So, again, about that ETA…
It’s impossible to give one, you see. But if it helps, we’re looking at a good few months. Early 2014 at best.
Absolutely, 100% free. No in-app advert, no in-app purchase and no annoying popups trying to sell you a related app. 2Do is a universal app. You buy once and get it for free for your other iOS device.
It’s worth mentioning though that there’s no doubt that even a small little update can at times end up costing a company a lot. Let alone major re-writes and re-designs. But there’s a problem that many developers have openly talked about. Apple does not currently provide developers with a way to charge for upgrades. Many companies resort to developing a ‘[Insert app name here] 2’ and begin treating everyone the same way. If you’re one of those unlucky ones who recently purchased v1.x, you’re forced into paying the full price a second time.
Are the developers who practice this to be blamed? Not really. Development companies really need to make ends meet. But is this practice any good? Absolutely not. Instead, developers need to reach out to Apple, explain to them how this affects their business and hope for the best.
We’d hate to buy 2Do only to pay more the next time we upgrade and we’re sure you would too. In all honesty, giving out free updates is not sustainable. At the same time, for us the alternative (i.e. publishing a new app) is not an option. Currently, waiting for the update to arrive is the only price you pay. We need the time to refine and improve the app in every way possible. We’ll keep you updated and we’re sure the next major update will blow you away.

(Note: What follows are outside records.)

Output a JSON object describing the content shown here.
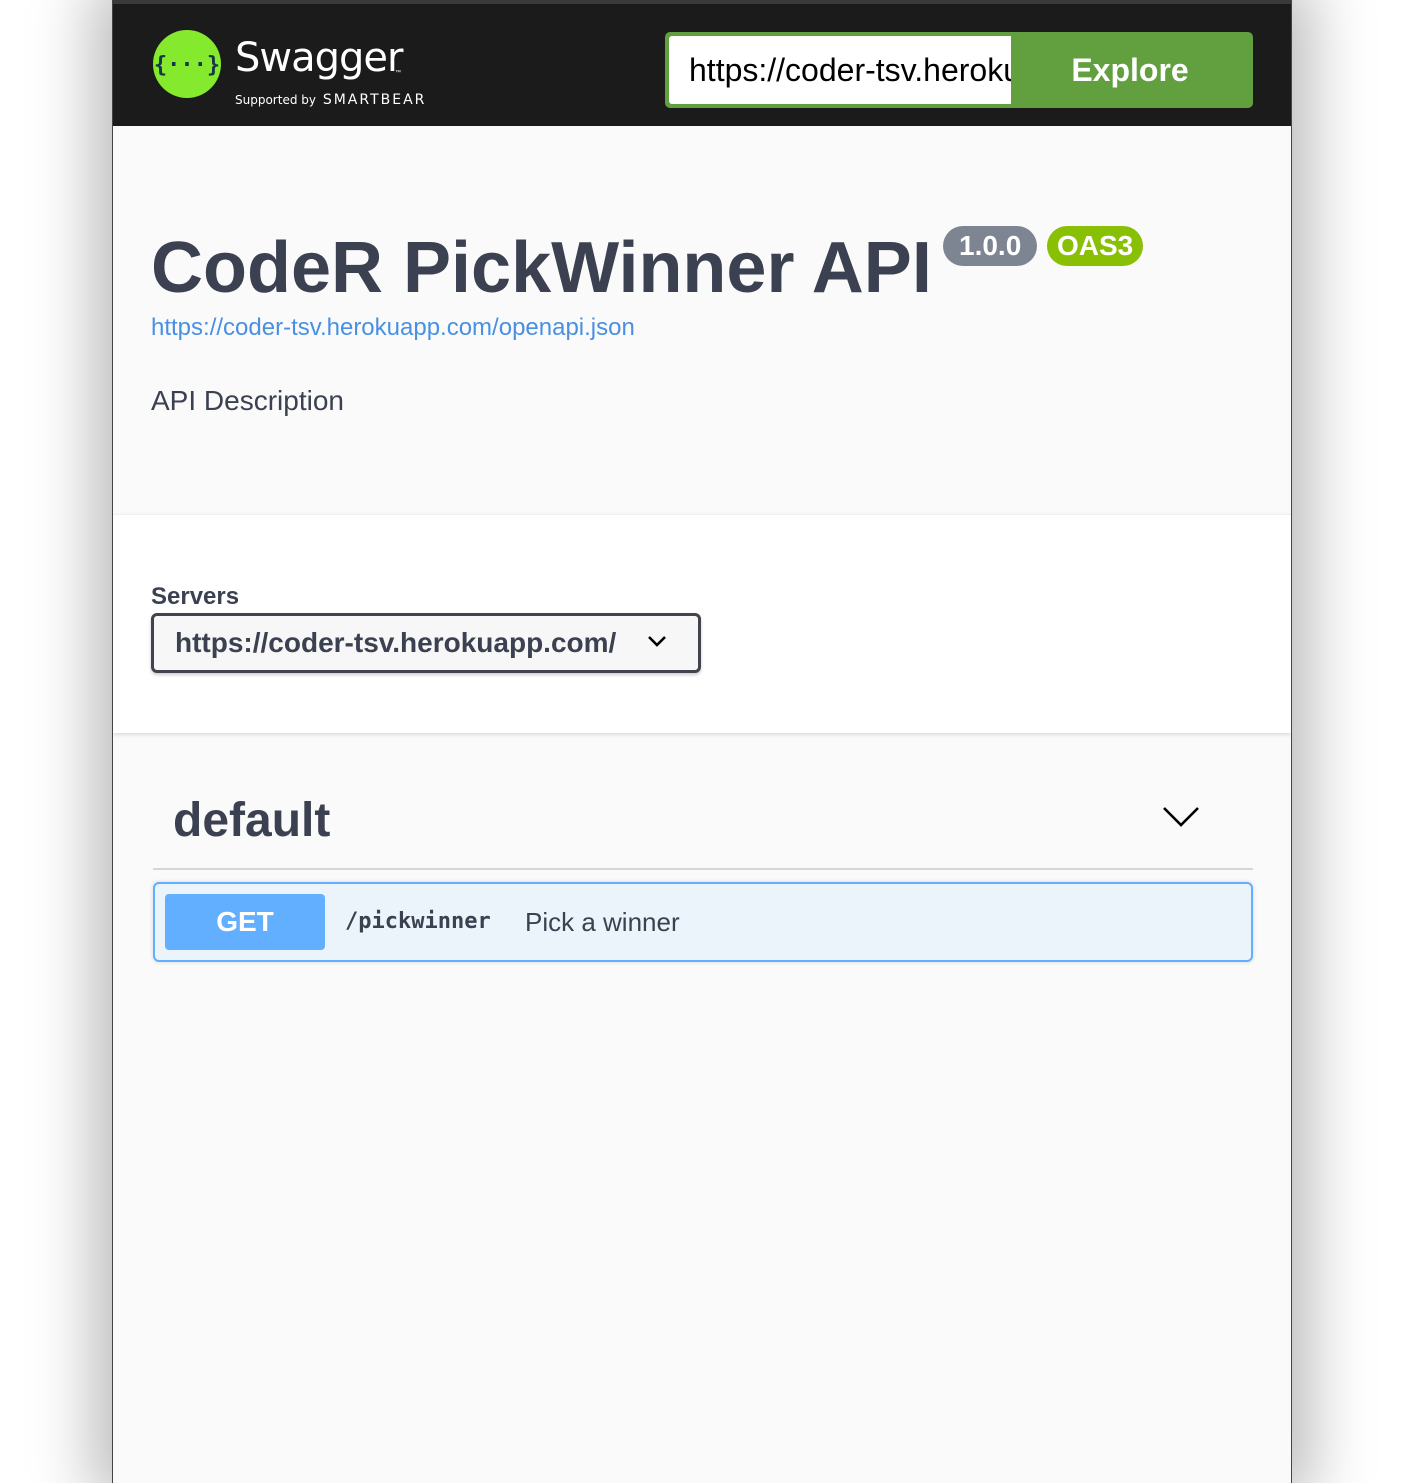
{
  "topbar": {
    "brand_name": "Swagger",
    "brand_tm": "™",
    "brand_supported": "Supported by",
    "brand_smartbear": "SMARTBEAR",
    "logo_glyph": "{···}",
    "url_value": "https://coder-tsv.herokuapp.com/openapi.json",
    "explore_label": "Explore"
  },
  "info": {
    "title": "CodeR PickWinner API",
    "version": "1.0.0",
    "oas": "OAS3",
    "spec_url": "https://coder-tsv.herokuapp.com/openapi.json",
    "description": "API Description"
  },
  "servers": {
    "label": "Servers",
    "selected": "https://coder-tsv.herokuapp.com/"
  },
  "operations": {
    "tag": "default",
    "items": [
      {
        "method": "GET",
        "path": "/pickwinner",
        "summary": "Pick a winner"
      }
    ]
  },
  "icons": {
    "logo": "swagger-logo-icon",
    "servers_dropdown": "chevron-down-icon",
    "tag_toggle": "chevron-down-icon"
  },
  "colors": {
    "topbar_bg": "#1b1b1b",
    "logo_green": "#85ea2d",
    "explore_green": "#62a03f",
    "title_text": "#3b4151",
    "link_blue": "#4990e2",
    "version_badge": "#7d8492",
    "oas_badge": "#89bf04",
    "get_blue": "#61affe",
    "get_bg": "#ebf3fb"
  }
}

* 2Do got featured by the BBC in the technology show called ‘Click’, won a the Best App Ever award and has appeared in an Apple iPhone advert to list a few
Nov 9, 2013